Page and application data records
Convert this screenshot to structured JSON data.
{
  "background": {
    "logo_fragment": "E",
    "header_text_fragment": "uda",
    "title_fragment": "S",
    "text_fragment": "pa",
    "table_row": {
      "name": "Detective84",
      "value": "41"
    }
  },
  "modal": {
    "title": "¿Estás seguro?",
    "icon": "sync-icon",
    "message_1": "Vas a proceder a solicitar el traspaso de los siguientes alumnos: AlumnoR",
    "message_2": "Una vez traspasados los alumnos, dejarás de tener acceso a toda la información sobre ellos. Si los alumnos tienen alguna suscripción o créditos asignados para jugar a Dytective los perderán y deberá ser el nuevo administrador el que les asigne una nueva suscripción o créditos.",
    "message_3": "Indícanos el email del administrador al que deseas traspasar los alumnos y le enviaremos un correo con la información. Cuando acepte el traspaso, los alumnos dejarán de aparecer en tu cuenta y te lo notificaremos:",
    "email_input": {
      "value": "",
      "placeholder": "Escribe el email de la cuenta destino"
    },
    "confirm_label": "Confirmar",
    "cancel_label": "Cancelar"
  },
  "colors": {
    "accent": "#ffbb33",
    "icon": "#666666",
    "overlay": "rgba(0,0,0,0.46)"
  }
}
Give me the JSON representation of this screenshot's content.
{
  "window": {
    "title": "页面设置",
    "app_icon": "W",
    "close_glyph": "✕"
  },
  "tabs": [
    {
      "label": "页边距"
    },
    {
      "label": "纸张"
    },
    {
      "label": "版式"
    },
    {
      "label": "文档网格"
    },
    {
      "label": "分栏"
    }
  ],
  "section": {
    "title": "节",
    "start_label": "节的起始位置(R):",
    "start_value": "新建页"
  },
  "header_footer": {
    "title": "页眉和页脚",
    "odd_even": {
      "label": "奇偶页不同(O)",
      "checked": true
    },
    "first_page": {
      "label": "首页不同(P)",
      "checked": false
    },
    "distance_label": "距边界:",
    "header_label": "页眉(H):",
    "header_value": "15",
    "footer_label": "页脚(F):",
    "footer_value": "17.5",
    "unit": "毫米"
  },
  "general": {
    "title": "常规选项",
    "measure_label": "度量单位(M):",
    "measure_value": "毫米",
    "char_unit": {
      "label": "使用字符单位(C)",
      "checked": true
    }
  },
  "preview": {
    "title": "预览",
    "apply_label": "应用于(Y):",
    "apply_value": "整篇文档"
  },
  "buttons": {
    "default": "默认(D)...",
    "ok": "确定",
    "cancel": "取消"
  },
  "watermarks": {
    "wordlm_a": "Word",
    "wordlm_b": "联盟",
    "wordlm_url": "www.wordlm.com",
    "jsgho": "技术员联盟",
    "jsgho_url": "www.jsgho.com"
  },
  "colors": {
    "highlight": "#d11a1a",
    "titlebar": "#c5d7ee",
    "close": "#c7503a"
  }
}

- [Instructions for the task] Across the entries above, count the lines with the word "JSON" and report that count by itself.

- [Result] 2